SOURCE MATERIAL »
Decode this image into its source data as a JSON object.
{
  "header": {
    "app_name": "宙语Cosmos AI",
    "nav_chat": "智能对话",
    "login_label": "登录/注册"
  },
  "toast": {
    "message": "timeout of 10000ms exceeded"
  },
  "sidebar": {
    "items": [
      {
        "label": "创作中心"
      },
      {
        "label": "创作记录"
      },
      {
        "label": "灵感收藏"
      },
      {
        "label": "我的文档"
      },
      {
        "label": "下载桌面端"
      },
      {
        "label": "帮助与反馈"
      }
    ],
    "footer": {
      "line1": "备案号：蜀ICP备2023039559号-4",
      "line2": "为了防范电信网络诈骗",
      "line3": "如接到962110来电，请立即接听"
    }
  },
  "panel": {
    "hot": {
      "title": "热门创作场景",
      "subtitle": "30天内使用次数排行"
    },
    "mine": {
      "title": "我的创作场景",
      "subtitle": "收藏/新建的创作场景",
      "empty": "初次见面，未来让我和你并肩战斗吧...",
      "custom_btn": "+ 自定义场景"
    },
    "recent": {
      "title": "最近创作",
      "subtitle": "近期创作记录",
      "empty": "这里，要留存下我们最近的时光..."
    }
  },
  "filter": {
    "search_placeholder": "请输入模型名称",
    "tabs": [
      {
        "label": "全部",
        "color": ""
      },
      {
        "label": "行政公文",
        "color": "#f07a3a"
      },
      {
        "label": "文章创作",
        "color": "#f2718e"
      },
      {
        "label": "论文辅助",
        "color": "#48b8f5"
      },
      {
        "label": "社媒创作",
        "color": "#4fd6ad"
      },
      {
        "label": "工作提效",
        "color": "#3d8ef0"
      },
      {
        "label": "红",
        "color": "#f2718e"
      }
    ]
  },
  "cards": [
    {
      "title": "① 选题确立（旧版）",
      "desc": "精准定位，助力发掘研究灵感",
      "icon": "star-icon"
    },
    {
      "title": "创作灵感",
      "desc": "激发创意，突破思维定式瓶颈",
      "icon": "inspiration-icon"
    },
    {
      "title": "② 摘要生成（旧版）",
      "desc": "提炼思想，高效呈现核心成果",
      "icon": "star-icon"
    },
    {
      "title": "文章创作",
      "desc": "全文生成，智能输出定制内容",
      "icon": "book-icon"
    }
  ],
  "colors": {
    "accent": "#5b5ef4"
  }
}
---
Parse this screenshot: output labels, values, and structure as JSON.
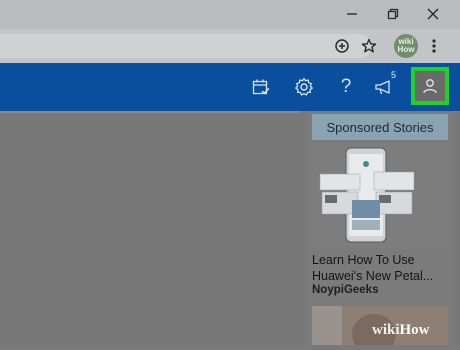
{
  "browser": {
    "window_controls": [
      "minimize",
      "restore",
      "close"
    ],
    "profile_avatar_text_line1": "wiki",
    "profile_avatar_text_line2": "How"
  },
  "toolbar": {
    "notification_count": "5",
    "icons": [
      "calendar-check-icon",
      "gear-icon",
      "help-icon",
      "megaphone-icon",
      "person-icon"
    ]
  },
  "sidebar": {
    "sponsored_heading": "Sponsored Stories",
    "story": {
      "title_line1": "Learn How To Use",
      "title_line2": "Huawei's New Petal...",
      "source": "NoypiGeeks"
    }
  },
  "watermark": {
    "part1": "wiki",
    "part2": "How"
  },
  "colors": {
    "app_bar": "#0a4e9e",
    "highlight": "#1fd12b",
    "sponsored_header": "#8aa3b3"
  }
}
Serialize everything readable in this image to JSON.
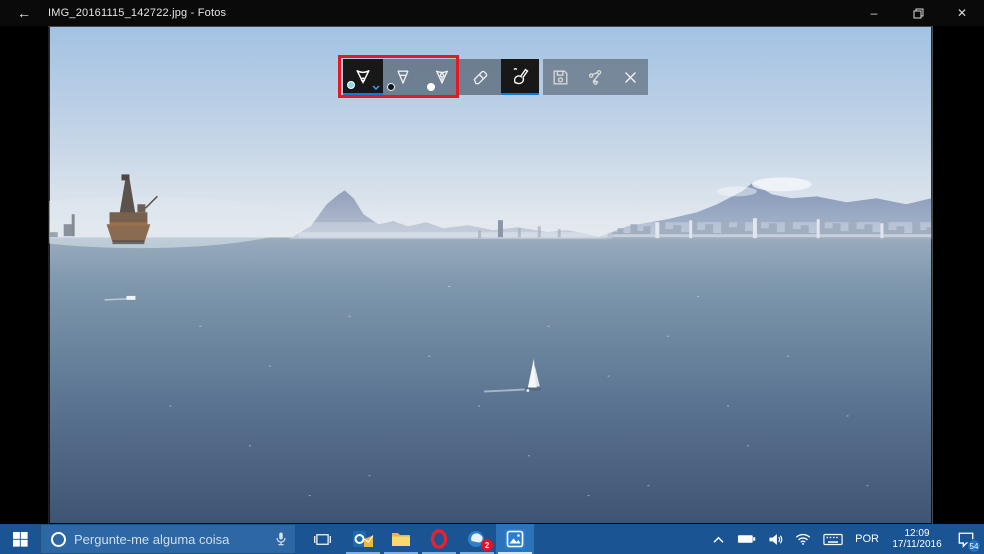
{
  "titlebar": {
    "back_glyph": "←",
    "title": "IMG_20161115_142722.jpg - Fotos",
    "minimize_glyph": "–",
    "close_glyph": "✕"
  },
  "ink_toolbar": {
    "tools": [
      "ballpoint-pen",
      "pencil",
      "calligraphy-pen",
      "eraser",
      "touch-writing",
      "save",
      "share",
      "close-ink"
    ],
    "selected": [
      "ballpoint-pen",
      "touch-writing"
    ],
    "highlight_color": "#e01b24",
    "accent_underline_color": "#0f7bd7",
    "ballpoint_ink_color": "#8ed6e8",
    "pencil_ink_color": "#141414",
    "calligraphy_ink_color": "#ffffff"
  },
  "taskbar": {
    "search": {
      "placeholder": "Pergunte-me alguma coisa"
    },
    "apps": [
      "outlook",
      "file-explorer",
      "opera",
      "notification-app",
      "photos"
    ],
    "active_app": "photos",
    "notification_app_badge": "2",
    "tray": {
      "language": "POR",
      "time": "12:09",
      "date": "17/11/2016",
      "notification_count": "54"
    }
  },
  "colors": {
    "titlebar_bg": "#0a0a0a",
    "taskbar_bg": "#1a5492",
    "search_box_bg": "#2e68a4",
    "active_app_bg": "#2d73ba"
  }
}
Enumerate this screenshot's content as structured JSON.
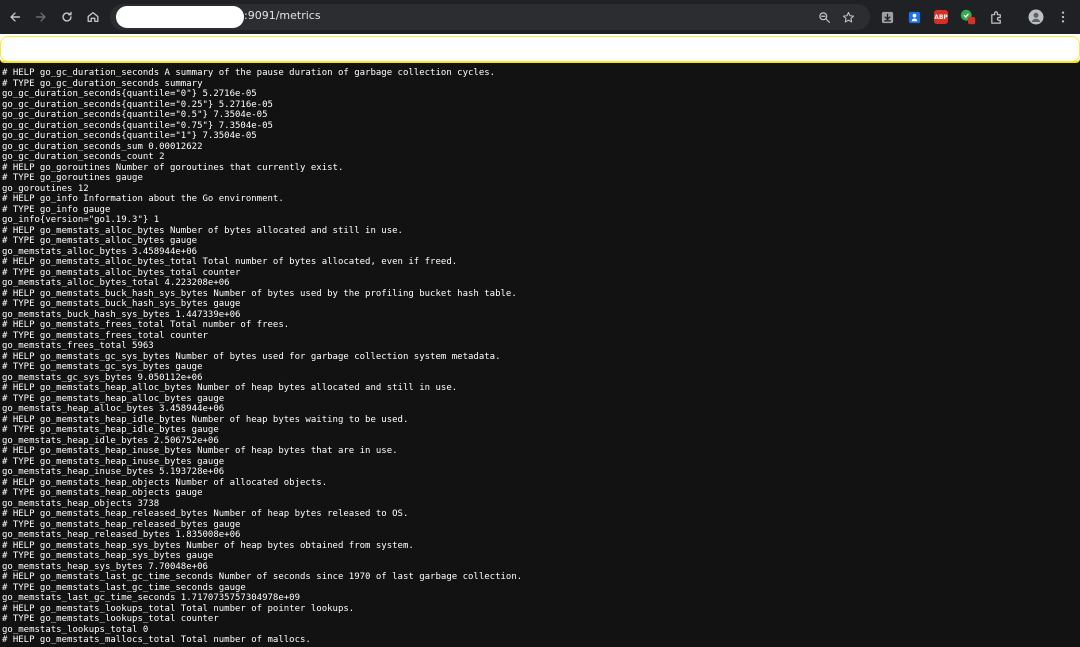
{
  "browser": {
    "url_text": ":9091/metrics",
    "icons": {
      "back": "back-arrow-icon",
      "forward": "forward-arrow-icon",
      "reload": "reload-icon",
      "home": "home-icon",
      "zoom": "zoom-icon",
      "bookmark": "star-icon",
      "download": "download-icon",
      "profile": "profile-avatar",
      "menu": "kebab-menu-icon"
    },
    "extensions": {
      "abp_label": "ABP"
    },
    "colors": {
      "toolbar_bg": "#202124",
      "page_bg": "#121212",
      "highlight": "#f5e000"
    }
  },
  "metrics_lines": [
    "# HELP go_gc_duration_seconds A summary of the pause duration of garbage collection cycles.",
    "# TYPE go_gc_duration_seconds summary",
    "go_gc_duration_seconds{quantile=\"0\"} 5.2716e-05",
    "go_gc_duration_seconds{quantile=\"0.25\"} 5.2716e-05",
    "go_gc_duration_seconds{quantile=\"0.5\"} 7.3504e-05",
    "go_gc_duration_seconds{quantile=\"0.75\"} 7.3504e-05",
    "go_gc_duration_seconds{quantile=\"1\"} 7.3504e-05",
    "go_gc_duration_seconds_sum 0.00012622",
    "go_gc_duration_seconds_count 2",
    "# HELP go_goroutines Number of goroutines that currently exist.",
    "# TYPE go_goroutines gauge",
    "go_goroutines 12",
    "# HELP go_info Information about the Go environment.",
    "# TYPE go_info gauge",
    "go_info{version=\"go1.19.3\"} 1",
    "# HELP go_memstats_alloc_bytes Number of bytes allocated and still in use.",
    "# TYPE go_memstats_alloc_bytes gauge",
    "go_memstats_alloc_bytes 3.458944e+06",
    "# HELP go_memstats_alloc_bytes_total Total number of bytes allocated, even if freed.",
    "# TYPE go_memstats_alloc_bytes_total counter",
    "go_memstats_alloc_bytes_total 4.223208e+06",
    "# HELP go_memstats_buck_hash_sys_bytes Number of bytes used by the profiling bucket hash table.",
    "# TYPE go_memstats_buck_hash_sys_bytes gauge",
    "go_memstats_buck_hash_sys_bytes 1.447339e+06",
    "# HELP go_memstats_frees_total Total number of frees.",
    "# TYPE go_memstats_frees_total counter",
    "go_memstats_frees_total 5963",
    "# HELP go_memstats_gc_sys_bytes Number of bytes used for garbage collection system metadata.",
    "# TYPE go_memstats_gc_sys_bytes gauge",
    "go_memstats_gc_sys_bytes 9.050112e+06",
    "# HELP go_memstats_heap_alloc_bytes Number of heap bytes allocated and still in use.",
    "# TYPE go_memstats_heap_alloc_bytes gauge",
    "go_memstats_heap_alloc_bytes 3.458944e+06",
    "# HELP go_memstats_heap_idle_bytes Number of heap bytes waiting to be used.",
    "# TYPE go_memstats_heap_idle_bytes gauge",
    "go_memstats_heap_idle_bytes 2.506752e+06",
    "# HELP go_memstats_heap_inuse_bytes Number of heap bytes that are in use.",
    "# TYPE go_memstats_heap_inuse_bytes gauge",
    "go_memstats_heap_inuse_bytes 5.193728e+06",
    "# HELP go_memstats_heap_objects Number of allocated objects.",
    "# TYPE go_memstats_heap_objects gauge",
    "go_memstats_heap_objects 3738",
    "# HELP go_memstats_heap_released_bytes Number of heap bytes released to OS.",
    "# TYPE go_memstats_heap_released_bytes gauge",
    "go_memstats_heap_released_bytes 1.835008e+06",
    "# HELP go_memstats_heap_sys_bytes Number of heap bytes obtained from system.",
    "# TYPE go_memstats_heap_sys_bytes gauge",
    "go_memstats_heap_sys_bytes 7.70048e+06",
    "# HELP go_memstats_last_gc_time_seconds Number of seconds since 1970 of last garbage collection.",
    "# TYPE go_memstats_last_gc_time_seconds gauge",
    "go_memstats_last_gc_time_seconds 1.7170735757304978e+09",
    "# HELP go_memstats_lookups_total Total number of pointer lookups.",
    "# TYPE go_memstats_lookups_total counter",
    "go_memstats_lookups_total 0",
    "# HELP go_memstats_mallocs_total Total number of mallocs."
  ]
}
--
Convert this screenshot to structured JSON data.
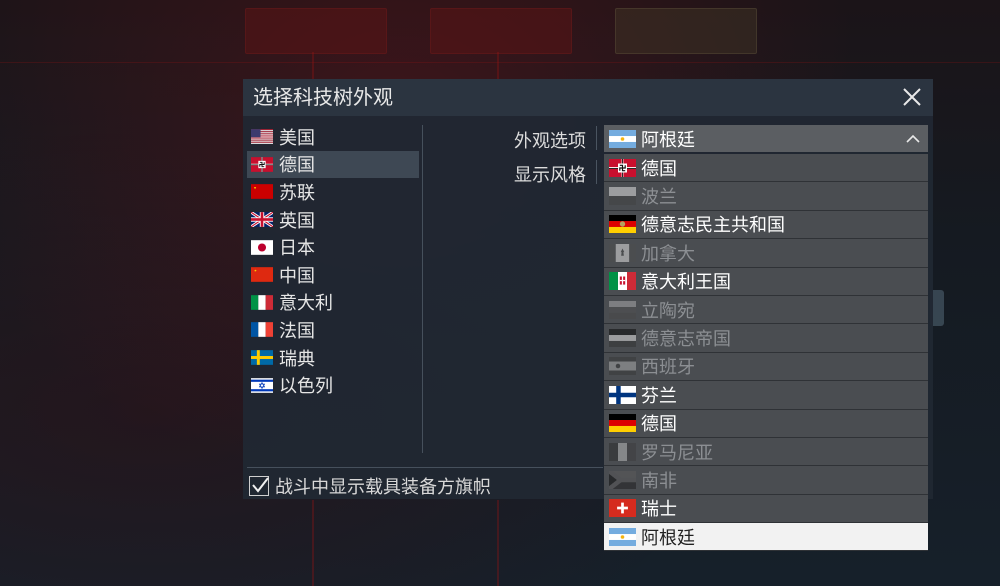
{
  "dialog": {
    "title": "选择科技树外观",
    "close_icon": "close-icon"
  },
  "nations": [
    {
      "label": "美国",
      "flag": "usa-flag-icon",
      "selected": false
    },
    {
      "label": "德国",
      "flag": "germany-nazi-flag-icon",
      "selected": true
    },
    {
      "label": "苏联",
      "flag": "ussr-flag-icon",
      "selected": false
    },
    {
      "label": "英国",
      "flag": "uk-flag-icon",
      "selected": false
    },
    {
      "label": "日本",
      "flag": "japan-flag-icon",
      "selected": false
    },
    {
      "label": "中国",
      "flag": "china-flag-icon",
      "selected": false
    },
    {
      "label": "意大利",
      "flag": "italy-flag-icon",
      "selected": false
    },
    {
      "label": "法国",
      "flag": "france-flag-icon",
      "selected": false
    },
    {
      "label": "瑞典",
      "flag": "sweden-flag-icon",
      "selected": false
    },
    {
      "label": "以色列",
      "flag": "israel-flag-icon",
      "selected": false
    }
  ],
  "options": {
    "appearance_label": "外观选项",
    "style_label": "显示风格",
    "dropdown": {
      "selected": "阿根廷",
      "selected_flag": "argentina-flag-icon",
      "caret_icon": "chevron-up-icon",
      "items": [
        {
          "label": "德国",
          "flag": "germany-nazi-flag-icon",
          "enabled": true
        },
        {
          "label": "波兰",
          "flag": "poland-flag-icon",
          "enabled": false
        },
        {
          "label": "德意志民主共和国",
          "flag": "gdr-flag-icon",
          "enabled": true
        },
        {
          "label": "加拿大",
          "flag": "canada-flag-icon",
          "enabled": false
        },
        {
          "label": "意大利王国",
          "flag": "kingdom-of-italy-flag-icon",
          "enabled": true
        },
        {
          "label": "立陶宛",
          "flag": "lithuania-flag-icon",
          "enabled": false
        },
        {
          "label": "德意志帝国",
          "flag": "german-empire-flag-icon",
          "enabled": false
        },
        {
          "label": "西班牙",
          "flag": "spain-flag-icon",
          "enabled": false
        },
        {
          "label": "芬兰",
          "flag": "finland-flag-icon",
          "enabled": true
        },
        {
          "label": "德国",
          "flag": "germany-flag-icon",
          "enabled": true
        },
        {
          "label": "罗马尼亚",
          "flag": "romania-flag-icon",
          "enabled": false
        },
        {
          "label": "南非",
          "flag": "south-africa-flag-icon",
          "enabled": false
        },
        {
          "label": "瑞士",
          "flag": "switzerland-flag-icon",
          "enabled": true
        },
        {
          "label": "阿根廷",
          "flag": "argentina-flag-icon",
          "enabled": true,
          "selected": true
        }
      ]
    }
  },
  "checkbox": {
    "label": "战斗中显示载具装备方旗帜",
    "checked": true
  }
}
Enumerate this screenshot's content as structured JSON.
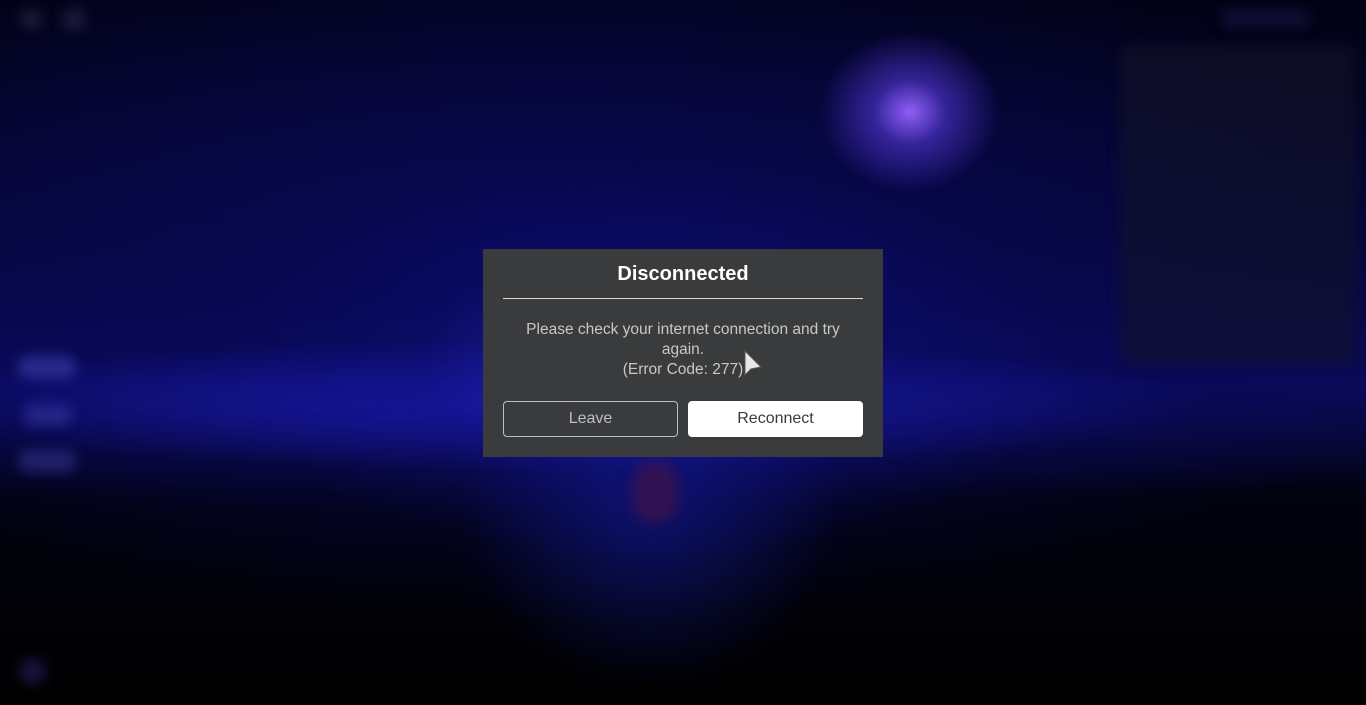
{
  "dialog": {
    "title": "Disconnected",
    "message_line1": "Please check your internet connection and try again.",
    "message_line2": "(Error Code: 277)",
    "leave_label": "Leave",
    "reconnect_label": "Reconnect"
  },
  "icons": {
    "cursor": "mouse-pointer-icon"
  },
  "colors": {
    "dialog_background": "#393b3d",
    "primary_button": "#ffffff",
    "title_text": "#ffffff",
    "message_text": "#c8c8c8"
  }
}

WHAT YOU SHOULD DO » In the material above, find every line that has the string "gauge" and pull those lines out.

SOLUTION TO THE PROBLEM »
    "# TYPE go_goroutines gauge",
    "# TYPE go_info gauge",
    "# TYPE go_memstats_alloc_bytes gauge",
    "# TYPE go_memstats_buck_hash_sys_bytes gauge",
    "# TYPE go_memstats_gc_sys_bytes gauge",
    "# TYPE go_memstats_heap_alloc_bytes gauge",
    "# TYPE go_memstats_heap_idle_bytes gauge",
    "# TYPE go_memstats_heap_inuse_bytes gauge",
    "# TYPE go_memstats_heap_objects gauge",
    "# TYPE go_memstats_heap_released_bytes gauge",
    "# TYPE go_memstats_heap_sys_bytes gauge",
    "# TYPE go_memstats_last_gc_time_seconds gauge",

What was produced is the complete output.